• Aim of the exercise:
If a line in the entries contains the word "watermark", list it.

• Supplied material:
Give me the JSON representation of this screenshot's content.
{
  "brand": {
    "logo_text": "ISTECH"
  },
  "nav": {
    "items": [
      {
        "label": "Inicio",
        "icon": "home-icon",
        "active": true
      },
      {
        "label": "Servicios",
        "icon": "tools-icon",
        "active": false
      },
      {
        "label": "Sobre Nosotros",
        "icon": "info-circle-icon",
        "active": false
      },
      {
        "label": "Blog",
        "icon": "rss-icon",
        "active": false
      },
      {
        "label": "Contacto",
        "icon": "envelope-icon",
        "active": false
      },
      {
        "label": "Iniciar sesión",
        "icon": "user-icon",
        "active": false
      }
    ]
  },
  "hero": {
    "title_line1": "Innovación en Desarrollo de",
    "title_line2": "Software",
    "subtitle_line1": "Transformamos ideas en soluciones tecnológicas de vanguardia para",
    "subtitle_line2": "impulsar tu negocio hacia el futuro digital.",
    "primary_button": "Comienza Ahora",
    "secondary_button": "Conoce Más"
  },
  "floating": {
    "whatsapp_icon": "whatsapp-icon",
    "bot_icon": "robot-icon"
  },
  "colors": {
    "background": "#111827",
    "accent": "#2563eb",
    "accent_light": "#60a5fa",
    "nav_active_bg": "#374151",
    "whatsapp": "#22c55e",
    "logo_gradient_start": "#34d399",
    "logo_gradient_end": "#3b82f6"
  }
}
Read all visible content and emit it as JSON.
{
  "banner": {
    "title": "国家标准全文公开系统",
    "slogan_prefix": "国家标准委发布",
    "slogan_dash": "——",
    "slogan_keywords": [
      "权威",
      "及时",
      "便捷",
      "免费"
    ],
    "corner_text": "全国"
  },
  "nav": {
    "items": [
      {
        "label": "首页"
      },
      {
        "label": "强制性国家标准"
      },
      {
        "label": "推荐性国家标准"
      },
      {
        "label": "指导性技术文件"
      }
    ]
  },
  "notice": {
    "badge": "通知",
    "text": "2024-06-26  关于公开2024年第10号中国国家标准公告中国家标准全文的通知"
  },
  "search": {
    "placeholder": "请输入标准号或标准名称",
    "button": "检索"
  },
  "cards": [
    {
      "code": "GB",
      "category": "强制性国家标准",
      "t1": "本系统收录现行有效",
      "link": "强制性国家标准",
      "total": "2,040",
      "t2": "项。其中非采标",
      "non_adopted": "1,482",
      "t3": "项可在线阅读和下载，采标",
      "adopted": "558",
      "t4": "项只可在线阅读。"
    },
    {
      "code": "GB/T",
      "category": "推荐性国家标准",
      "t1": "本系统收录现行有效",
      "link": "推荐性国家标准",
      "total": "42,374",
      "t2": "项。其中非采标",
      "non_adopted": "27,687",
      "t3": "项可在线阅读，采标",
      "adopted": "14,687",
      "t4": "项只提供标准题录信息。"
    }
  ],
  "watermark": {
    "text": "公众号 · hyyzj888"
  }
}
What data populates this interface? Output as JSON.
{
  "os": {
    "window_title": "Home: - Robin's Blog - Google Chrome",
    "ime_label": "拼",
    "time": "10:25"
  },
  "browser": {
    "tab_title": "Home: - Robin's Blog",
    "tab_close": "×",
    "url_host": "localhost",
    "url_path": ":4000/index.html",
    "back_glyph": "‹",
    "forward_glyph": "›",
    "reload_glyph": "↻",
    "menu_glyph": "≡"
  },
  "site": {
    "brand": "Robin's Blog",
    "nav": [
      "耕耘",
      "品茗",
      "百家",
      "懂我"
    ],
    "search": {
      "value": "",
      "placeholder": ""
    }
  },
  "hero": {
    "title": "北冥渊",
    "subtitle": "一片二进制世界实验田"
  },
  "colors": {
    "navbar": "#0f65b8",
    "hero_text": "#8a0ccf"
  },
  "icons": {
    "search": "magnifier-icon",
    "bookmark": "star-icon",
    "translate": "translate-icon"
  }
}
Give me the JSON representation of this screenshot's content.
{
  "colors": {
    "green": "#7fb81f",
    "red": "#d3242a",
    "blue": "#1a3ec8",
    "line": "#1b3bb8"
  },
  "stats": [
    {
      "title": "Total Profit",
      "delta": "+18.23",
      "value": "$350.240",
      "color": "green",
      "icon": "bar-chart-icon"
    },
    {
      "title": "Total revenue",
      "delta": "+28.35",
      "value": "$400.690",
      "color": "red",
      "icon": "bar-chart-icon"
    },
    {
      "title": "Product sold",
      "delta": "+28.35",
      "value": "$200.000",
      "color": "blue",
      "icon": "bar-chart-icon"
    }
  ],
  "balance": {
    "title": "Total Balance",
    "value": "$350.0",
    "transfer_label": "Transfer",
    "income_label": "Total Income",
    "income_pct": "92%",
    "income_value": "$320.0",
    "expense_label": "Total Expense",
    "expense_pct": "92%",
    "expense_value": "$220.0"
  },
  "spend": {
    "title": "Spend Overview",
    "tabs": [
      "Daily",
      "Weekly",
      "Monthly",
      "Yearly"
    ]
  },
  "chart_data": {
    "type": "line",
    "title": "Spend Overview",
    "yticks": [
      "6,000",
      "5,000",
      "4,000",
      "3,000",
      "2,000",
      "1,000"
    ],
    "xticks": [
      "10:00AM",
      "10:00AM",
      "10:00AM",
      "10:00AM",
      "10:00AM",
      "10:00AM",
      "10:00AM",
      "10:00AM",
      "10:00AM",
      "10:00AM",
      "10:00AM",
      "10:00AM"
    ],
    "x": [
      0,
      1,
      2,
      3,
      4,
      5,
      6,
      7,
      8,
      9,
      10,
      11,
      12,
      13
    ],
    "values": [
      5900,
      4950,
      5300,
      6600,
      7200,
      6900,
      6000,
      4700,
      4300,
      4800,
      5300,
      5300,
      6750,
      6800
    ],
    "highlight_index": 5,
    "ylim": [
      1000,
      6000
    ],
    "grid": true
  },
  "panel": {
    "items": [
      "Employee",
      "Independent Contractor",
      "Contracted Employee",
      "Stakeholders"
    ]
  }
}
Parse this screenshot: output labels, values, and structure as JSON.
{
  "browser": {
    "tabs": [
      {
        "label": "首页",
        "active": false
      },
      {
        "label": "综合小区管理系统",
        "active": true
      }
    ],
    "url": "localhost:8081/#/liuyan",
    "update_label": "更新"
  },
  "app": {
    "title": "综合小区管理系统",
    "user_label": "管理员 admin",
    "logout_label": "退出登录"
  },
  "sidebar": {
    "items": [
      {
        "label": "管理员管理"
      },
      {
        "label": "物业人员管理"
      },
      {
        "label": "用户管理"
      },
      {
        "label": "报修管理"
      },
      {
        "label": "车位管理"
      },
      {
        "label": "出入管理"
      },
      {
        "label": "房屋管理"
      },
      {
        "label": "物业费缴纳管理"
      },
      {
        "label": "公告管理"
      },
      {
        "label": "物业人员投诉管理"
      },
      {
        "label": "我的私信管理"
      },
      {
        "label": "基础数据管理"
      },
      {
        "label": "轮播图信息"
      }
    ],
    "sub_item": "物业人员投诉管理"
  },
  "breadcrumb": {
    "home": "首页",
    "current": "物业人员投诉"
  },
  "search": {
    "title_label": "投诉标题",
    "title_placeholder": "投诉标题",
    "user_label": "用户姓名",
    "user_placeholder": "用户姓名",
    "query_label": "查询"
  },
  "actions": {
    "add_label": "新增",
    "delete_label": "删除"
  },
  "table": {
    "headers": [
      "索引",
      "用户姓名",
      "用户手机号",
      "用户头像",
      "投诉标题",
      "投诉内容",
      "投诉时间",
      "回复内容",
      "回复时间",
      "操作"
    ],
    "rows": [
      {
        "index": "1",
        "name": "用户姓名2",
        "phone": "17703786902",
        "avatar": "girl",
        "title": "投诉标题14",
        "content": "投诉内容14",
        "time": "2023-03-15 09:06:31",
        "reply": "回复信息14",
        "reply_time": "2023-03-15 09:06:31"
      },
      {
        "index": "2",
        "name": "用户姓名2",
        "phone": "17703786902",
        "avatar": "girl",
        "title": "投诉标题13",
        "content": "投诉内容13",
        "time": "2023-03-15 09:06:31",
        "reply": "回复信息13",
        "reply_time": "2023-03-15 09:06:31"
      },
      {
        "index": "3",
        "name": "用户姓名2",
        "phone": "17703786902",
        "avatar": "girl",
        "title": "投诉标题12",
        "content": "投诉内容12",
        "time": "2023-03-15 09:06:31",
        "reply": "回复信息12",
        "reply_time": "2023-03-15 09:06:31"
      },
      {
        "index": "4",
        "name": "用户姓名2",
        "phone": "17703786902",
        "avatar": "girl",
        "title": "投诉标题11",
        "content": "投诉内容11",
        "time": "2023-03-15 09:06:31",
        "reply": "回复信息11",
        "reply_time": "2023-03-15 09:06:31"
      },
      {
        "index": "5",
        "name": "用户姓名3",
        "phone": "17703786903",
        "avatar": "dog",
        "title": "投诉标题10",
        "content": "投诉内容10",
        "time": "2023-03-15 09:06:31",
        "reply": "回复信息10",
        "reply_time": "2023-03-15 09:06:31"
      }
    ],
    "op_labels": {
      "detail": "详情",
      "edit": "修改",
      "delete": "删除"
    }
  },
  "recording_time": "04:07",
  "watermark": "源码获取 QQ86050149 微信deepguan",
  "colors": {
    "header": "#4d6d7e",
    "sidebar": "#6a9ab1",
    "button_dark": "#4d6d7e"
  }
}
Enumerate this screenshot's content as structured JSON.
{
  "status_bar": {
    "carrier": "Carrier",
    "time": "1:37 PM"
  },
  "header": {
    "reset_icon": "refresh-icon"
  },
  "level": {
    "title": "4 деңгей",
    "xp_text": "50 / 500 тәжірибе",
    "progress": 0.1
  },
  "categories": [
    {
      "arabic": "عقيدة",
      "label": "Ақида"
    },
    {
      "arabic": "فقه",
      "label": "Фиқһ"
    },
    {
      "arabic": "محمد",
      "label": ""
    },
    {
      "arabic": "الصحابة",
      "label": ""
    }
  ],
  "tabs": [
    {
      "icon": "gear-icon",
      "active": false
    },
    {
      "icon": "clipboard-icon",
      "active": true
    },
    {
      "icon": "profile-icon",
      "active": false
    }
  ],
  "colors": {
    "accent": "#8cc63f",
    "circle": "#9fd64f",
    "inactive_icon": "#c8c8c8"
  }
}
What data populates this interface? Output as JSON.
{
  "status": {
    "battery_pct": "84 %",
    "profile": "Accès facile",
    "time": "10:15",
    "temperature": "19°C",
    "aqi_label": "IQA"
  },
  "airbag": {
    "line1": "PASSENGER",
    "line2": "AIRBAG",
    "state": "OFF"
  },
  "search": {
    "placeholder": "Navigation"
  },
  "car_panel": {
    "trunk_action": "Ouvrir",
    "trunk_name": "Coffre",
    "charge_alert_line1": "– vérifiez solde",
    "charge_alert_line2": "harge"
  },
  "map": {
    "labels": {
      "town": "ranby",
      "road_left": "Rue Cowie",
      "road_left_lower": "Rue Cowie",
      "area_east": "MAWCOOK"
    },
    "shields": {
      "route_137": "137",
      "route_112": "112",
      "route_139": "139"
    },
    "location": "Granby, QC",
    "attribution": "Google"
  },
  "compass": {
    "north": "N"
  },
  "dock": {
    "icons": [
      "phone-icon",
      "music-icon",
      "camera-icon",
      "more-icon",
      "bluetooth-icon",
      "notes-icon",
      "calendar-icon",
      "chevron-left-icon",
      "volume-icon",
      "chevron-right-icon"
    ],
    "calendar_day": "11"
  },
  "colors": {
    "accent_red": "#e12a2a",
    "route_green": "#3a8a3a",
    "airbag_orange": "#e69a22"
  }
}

• Task answer:
  "watermark": {
  "watermark": "源码获取 QQ86050149 微信deepguan",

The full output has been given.